John de los Angeles, AFSCME’s communications director, said the strike will demonstrate the importance of the union workers’ roles within the UCLA community. The strike will involve more than 9,000 UC service workers, and 15,000 patient care technical workers will engage in a sympathy strike.
“I hope the UC administrators finally find out just how crucial patient and service workers are to the community,” he said.
UC spokesperson Stephanie Beechem said in an email statement the upcoming strike will negatively impact patients and students within the UC community. She added the union’s demand of a 6 percent annual wage increase was twice what other UC employees have received.
“AFSCME service employees at UC – including custodians, gardeners, food service workers and facilities maintenance staff – are compensated at or above the market and in some cases, by as much as 17 percent higher than comparable jobs,” Beechem said.
Beechem said the UC offered the union a final settlement proposal that included a multiyear wage increase of 3 percent annually for four years, along with health and retirement benefits.
“They chose to reject it without conducting a vote among their members,” she said.
Because critical workers like MRI technicians and vocational nurses will be participating in the strike, de Los Angeles said AFSCME workers will be assembling a Patient Protection Task Force that will be prepared to respond to requests for emergency patient care assistance should the UC’s contingency plans for the strike fail.
De los Angeles said he hopes students will support and participate in the strike.
“Students … have the capacity to sit on a picket line all day, and many of our workers have multiple jobs and children that they cannot abandon to fight this fight,” he said. “Students will realize that the problem … is the executive bloat of the UC.”
He added he hopes the strike will force the UC to invite AFSCME back to the bargaining table with meaningful proposals. The UC increased the retirement age range for new employees last week because it said it had completed appropriate procedures following a bargaining impasse, such as a mediation and fact-finding process with the union.

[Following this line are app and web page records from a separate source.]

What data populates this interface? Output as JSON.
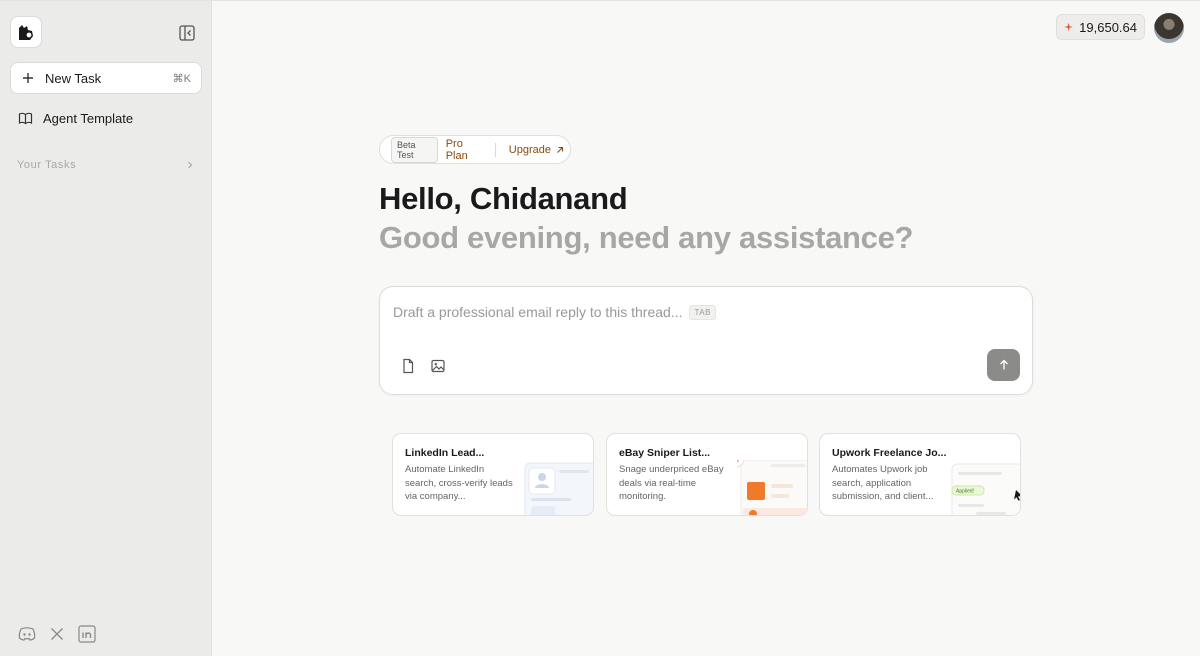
{
  "sidebar": {
    "new_task_label": "New Task",
    "new_task_shortcut": "⌘K",
    "agent_template_label": "Agent Template",
    "your_tasks_label": "Your Tasks"
  },
  "header": {
    "credits": "19,650.64"
  },
  "plan": {
    "beta_label": "Beta Test",
    "plan_label": "Pro Plan",
    "upgrade_label": "Upgrade"
  },
  "main": {
    "greeting": "Hello, Chidanand",
    "subgreeting": "Good evening, need any assistance?",
    "composer_placeholder": "Draft a professional email reply to this thread...",
    "tab_hint": "TAB"
  },
  "cards": [
    {
      "title": "LinkedIn Lead...",
      "description": "Automate LinkedIn search, cross-verify leads via company..."
    },
    {
      "title": "eBay Sniper List...",
      "description": "Snage underpriced eBay deals via real-time monitoring."
    },
    {
      "title": "Upwork Freelance Jo...",
      "description": "Automates Upwork job search, application submission, and client..."
    }
  ],
  "card_thumbs": {
    "ebay_badge": "%",
    "upwork_badge": "Applied!"
  },
  "colors": {
    "accent": "#8a4a10",
    "credit_star": "#e0593a",
    "sidebar_bg": "#ebebea",
    "main_bg": "#f8f8f7"
  },
  "icons": [
    "logo-icon",
    "sidebar-collapse-icon",
    "plus-icon",
    "book-icon",
    "chevron-right-icon",
    "discord-icon",
    "x-icon",
    "linkedin-icon",
    "sparkle-icon",
    "arrow-up-right-icon",
    "file-icon",
    "image-icon",
    "arrow-up-icon"
  ]
}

“It’s the UC that just a week ago decided to impose employment terms on our workers without their permission,” de Los Angeles said. “Only the UC has the power to end this strike.”